Ogens and Benson were the next to speak, sharing their gratitude for everyone who was a part of the project and what the film meant to them. “Madu is a film about daring to dream against seemingly impossible odds. It’s about acceptance, it’s about belonging,” OThey shared their pride in their work and Benson ended the speech by thanking none other than Anthony Madu himself because he “trusted us enough with his story. Without him, there would be no story.” 

After the speeches, the lights dimmed, the theater went silent and the audience was off on their journey of discovering Madu’s story. The film followed Madu as he began dancing in Nigeria, gaining attention on social media and receiving an offer to join the Elmhurst Ballet School. And, of course, it touched on his trials and tribulations facing a new country, new people and even finding out he was partially blind in one eye. 

The documentary was beautifully made, with intimate looks into his life with his family, sweet moments between him and his new friends and a very real look into the homesickness and ways he struggled to adjust to his new life.
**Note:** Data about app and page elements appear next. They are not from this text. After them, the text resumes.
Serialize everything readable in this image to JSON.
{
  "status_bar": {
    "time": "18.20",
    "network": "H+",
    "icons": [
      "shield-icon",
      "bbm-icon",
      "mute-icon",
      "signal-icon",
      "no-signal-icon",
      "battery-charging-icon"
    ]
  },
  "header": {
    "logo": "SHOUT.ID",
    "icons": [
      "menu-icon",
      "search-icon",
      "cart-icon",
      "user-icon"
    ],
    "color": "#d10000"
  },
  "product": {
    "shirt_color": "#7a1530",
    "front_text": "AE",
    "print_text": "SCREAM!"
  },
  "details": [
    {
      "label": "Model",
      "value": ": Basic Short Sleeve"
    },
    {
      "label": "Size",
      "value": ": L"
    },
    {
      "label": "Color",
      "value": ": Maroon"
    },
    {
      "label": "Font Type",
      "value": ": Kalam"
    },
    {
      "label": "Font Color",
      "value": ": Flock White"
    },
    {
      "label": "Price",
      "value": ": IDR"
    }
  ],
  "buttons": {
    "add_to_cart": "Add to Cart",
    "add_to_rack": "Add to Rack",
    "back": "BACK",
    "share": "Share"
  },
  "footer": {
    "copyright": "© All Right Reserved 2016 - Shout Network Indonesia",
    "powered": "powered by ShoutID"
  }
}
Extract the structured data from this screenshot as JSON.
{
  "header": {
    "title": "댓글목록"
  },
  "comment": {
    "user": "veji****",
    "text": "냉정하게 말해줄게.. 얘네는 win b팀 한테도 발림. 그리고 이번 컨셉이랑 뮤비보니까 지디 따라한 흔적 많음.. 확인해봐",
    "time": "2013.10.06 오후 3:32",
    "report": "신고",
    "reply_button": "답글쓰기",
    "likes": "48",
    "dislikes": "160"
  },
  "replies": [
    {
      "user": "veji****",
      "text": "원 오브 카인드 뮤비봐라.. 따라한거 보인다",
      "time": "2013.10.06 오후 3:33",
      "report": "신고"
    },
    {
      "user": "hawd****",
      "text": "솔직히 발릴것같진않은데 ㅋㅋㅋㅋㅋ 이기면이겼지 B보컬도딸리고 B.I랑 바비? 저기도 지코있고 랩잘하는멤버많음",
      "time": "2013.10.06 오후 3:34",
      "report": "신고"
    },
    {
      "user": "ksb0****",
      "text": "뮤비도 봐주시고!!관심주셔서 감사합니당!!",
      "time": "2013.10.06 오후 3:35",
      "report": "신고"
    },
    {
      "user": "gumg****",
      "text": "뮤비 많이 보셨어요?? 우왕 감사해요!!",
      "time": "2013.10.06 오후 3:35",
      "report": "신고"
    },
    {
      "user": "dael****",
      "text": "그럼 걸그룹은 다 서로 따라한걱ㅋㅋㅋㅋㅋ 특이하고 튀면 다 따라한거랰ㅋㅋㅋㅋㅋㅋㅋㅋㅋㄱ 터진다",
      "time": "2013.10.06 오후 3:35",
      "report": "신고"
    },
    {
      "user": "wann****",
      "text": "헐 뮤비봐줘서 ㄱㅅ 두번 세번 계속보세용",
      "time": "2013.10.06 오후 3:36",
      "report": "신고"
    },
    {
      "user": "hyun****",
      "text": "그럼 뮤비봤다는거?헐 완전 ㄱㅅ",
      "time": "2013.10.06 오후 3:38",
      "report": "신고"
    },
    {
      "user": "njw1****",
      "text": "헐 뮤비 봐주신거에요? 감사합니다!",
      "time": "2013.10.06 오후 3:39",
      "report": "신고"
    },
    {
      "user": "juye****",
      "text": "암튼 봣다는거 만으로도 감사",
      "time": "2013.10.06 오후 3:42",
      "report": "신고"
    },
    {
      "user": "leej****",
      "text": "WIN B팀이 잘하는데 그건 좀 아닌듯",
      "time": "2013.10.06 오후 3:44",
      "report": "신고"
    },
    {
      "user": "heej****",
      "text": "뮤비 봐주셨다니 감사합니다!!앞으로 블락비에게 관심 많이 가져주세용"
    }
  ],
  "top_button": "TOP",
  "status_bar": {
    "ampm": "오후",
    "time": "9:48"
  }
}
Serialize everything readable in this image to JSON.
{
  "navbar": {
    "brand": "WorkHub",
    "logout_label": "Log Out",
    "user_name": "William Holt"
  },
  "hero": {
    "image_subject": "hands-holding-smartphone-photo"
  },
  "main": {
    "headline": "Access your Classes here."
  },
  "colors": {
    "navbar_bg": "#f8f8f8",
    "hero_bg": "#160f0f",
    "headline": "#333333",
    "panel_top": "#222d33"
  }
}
While getting the chance to join a school such as Elmhurst was an opportunity he was very grateful for, the journey was just the beginning as he then had to contend with many more obstacles. 

From the start of the film, one thing was clear: Madu loves ballet and nothing was going to stop him from pursuing his dreams. The documentary was a truly inspiring tale that definitely had everyone rooting for him throughout the film. People got to see him go from a young kid, who was bullied for doing what he loved, to a confident, assured young man who was finally accepted and celebrated for his talent. While it might be thought that the movie is about ballet, it was really about Madu’s journey and the personal growth he faced during a very personal and transformative time in his life. 

Earlier in the night, Durling had said, “art, like movies, is not fully realized until you share it with someone.” The meaning of this became abundantly clear in the theater that night as the entire audience laughed together when Madu’s friends teased him, awwed when he gave the girl he liked flowers and cried when they understood his struggles. At the end of the day, this movie is about wanting to belong in a community and pursuing your dreams in the face of adversity which are sentiments that everyone can relate to.

“Madu” was an emotional, heartwarming and lovely film that perfectly encapsulated the multitude of emotions that come with chasing your dreams against all odds. Even in the theater, there was a sense of camaraderie and unity among people that only comes with being moved by the same piece of art. 

This movie was the perfect way to begin the film festival, with themes so moving and touching to start an event celebrating art and films. “Madu” was definitely a fantastic film that’ll have audience members and critics alike saying, “Don’t mind if I Madu!”